● EXERCISE INPUT:
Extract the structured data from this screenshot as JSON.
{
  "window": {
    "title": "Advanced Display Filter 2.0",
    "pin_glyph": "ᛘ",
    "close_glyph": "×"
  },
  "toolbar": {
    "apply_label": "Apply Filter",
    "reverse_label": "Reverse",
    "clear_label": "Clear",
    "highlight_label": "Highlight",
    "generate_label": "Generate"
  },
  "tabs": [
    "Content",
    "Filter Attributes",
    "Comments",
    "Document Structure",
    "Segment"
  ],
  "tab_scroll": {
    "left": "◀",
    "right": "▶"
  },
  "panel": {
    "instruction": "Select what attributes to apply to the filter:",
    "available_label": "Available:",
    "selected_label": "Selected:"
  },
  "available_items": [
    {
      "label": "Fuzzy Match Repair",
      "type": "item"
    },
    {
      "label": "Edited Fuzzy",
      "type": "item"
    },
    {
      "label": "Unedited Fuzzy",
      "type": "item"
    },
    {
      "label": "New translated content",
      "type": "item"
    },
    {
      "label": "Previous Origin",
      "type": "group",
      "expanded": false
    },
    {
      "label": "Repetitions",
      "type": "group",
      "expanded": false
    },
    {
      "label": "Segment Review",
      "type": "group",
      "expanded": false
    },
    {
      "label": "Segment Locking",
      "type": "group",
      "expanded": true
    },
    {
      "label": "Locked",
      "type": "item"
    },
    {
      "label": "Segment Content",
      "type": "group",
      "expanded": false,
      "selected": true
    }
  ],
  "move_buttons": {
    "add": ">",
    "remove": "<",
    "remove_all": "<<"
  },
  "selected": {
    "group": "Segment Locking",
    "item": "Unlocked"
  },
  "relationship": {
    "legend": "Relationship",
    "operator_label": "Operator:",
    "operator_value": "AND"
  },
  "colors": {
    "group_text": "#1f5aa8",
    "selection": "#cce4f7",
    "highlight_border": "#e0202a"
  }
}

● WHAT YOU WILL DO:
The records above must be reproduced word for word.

● YOUR SOLUTION:
Extract the structured data from this screenshot as JSON.
{
  "window": {
    "title": "Advanced Display Filter 2.0",
    "pin_glyph": "ᛘ",
    "close_glyph": "×"
  },
  "toolbar": {
    "apply_label": "Apply Filter",
    "reverse_label": "Reverse",
    "clear_label": "Clear",
    "highlight_label": "Highlight",
    "generate_label": "Generate"
  },
  "tabs": [
    "Content",
    "Filter Attributes",
    "Comments",
    "Document Structure",
    "Segment"
  ],
  "tab_scroll": {
    "left": "◀",
    "right": "▶"
  },
  "panel": {
    "instruction": "Select what attributes to apply to the filter:",
    "available_label": "Available:",
    "selected_label": "Selected:"
  },
  "available_items": [
    {
      "label": "Fuzzy Match Repair",
      "type": "item"
    },
    {
      "label": "Edited Fuzzy",
      "type": "item"
    },
    {
      "label": "Unedited Fuzzy",
      "type": "item"
    },
    {
      "label": "New translated content",
      "type": "item"
    },
    {
      "label": "Previous Origin",
      "type": "group",
      "expanded": false
    },
    {
      "label": "Repetitions",
      "type": "group",
      "expanded": false
    },
    {
      "label": "Segment Review",
      "type": "group",
      "expanded": false
    },
    {
      "label": "Segment Locking",
      "type": "group",
      "expanded": true
    },
    {
      "label": "Locked",
      "type": "item"
    },
    {
      "label": "Segment Content",
      "type": "group",
      "expanded": false,
      "selected": true
    }
  ],
  "move_buttons": {
    "add": ">",
    "remove": "<",
    "remove_all": "<<"
  },
  "selected": {
    "group": "Segment Locking",
    "item": "Unlocked"
  },
  "relationship": {
    "legend": "Relationship",
    "operator_label": "Operator:",
    "operator_value": "AND"
  },
  "colors": {
    "group_text": "#1f5aa8",
    "selection": "#cce4f7",
    "highlight_border": "#e0202a"
  }
}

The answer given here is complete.